As for details of a distance plan, you’ll probably want to both increase your distances and your pace, but not so much that your body can’t keep up. A general rule of thumb for a moderate program is increase no more than 10% of your mileage from week to week, and every 4 weeks take a easy week to recuperate, then begin again with a slight pace increase over your previous month’s efforts. If at any point you’re struggling to achieve the plan’s goals, you can either revisit/recalculate a new plan or hold at that level for a couple weeks until you feel you are able to move ahead again.
There are all kinds of training plans out there and many are customizable and/or auto-generated for you based on some information. I’m actually using one of these myself - the Runner’s World’s plan, which starts you off with the following, at a minimum:
- 1 “long” run, with rest days on either side of it
- 1 “easy” day on the first “running day” after your long day
- 1 “speed/intensity” day where you might do a tempo run, speed intervals, etc.
The other days are either rest/cross-train days, or when you’re at the point where you’re putting in more mileage, the plan might have a second easy day thrown in the mix.
If this sounds confusing - that’s because it’s hard describe in general terms. But you can create one yourself for free - go to http://smartcoach.runnersworld.com/smartcoach/ (you’ll have to create a free Runner’s World account and log in first) and it gives you a really easy setup screen to create your own program. By entering basic info like the distance and date of the race you’re training for and how many miles a week you want to start with running (6-11, 11-16, etc), it creates a customized plan with distances AND paces for you. Here’s an example plan I created assuming I was training for a 10K race, with a recent 5K race time of 45 minutes, and a weekly mileage starting at 6-11 miles per week, with a race goal in 3 months:
Set yours up according to your own stats and see how it looks!

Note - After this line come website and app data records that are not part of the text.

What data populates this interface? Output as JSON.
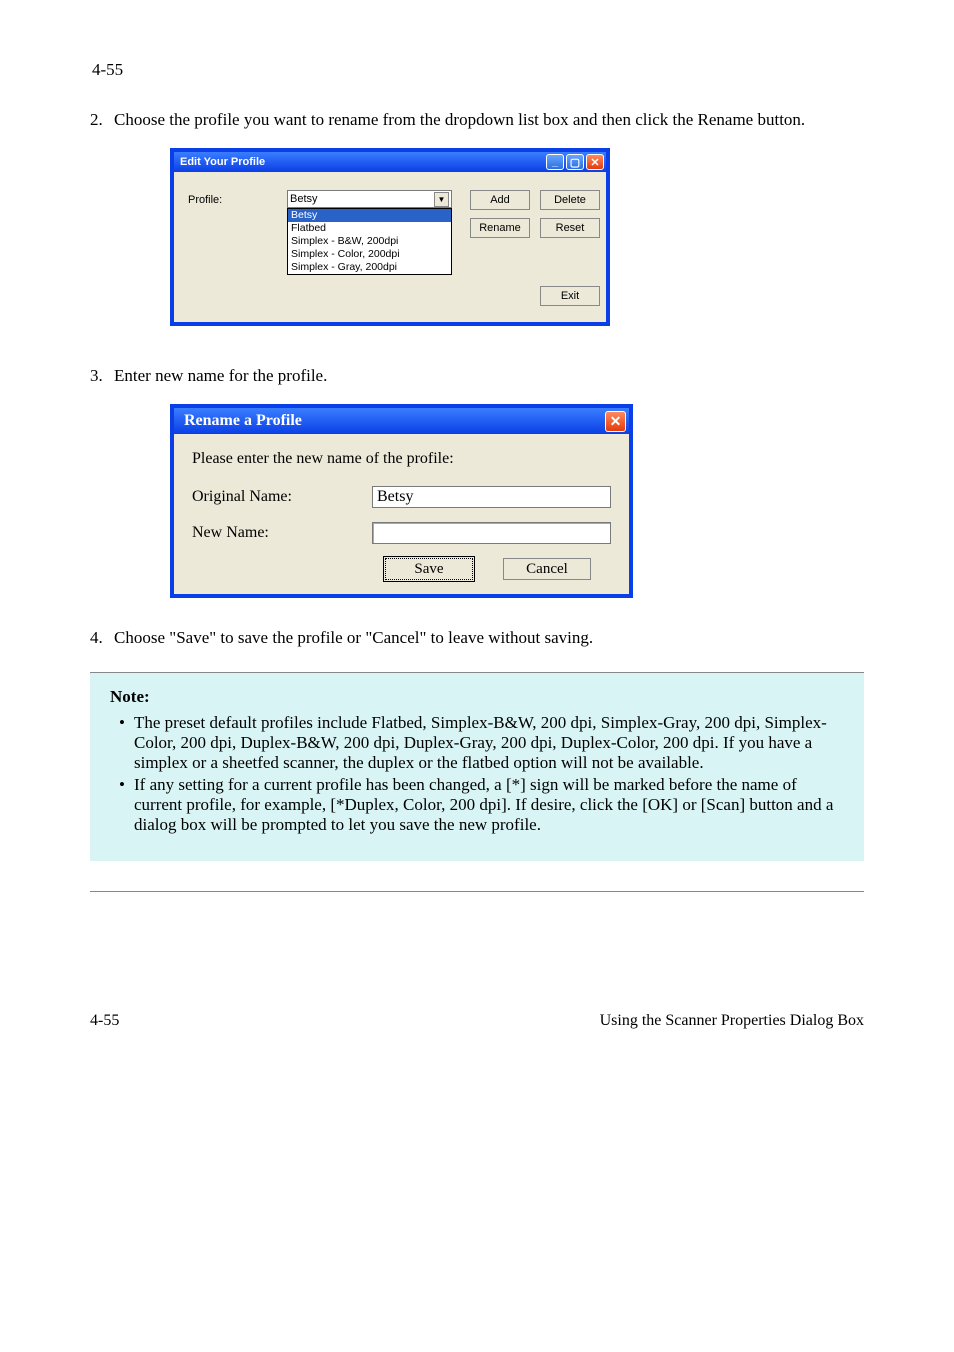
{
  "page_num_top": "4-55",
  "instr": [
    {
      "n": "2.",
      "t": "Choose the profile you want to rename from the dropdown list box and then click the Rename button."
    },
    {
      "n": "3.",
      "t": "Enter new name for the profile."
    },
    {
      "n": "4.",
      "t": "Choose \"Save\" to save the profile or \"Cancel\" to leave without saving."
    }
  ],
  "dlg1": {
    "title": "Edit Your Profile",
    "label": "Profile:",
    "selected": "Betsy",
    "options": [
      "Betsy",
      "Flatbed",
      "Simplex - B&W, 200dpi",
      "Simplex - Color, 200dpi",
      "Simplex - Gray, 200dpi"
    ],
    "buttons": {
      "add": "Add",
      "delete": "Delete",
      "rename": "Rename",
      "reset": "Reset",
      "exit": "Exit"
    }
  },
  "dlg2": {
    "title": "Rename a Profile",
    "prompt": "Please enter the new name of the profile:",
    "orig_label": "Original Name:",
    "orig_value": "Betsy",
    "new_label": "New Name:",
    "new_value": "",
    "save": "Save",
    "cancel": "Cancel"
  },
  "note": {
    "head": "Note:",
    "b1": "The preset default profiles include Flatbed, Simplex-B&W, 200 dpi, Simplex-Gray, 200 dpi, Simplex-Color, 200 dpi, Duplex-B&W, 200 dpi, Duplex-Gray, 200 dpi, Duplex-Color, 200 dpi. If you have a simplex or a sheetfed scanner, the duplex or the flatbed option will not be available.",
    "b2": "If any setting for a current profile has been changed, a [*] sign will be marked before the name of current profile, for example, [*Duplex, Color, 200 dpi]. If desire, click the [OK] or [Scan] button and a dialog box will be prompted to let you save the new profile."
  },
  "footer_section": "Using the Scanner Properties Dialog Box"
}
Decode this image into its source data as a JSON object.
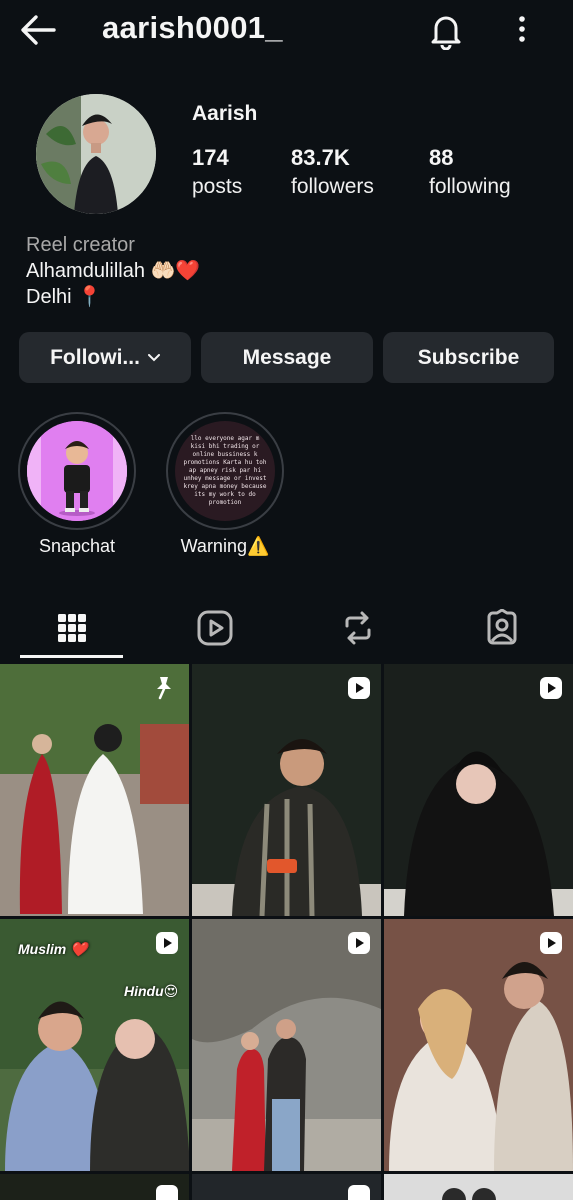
{
  "header": {
    "username": "aarish0001_",
    "back_icon": "arrow-left-icon",
    "bell_icon": "bell-icon",
    "more_icon": "more-vertical-icon"
  },
  "profile": {
    "display_name": "Aarish",
    "stats": [
      {
        "value": "174",
        "label": "posts"
      },
      {
        "value": "83.7K",
        "label": "followers"
      },
      {
        "value": "88",
        "label": "following"
      }
    ],
    "bio": {
      "category": "Reel creator",
      "line1": "Alhamdulillah 🤲🏻❤️",
      "line2": "Delhi 📍"
    }
  },
  "actions": {
    "following_label": "Followi...",
    "message_label": "Message",
    "subscribe_label": "Subscribe"
  },
  "highlights": [
    {
      "label": "Snapchat"
    },
    {
      "label": "Warning⚠️"
    }
  ],
  "warning_highlight_text": "llo everyone agar m kisi bhi trading or online bussiness k promotions Karta hu toh ap apney risk par hi unhey message or invest krey apna money because its my work to do promotion",
  "tabs": [
    {
      "name": "posts-grid",
      "icon": "grid-icon",
      "active": true
    },
    {
      "name": "reels",
      "icon": "reels-icon",
      "active": false
    },
    {
      "name": "reposts",
      "icon": "repost-icon",
      "active": false
    },
    {
      "name": "tagged",
      "icon": "tagged-user-icon",
      "active": false
    }
  ],
  "grid_captions": {
    "muslim": "Muslim ❤️",
    "hindu": "Hindu😍"
  },
  "colors": {
    "background": "#0c1014",
    "button_bg": "#25292e",
    "secondary_text": "#a8a8a8",
    "snapchat_purple": "#e07ff0"
  }
}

The free SmartCoach program only lets you create a plan from scratch - not modify it once you’re underway, but that’s not a big deal to me. If it is to you, you can upgrade to the paid program that lets you tweak paces/distances based on how your fitness is going and any injuries you might get, etc.
Regardless of the approach you choose, there are a few things I think are important for any training program:
1) Don’t over-do it. 3 days of running a week with rest or cross-training on the other days is PLENTY to start with - your body needs time to recuperate and the rest days will make you stronger than if you pushed yourself every day.
2) Don’t get bogged down over a bad workout or even a chain of bad runs - experiment but don’t get discouraged. Everyone goes through it.
3) Listen to your body, and take it easy when you need to. It’s not worth staying “on-plan” if it means you’re going to hurt yourself or overextend yourself. (This doesn’t mean make excuses for not running, but temper your runs if you’re in pain or can’t seem to maintain your previous efforts once in a while.)
4) ENJOY the experience, and try to think of it as more than just exercise! After all, if exercise is all you were after, you might as well be sitting on a stationary bike in front of a television set, right?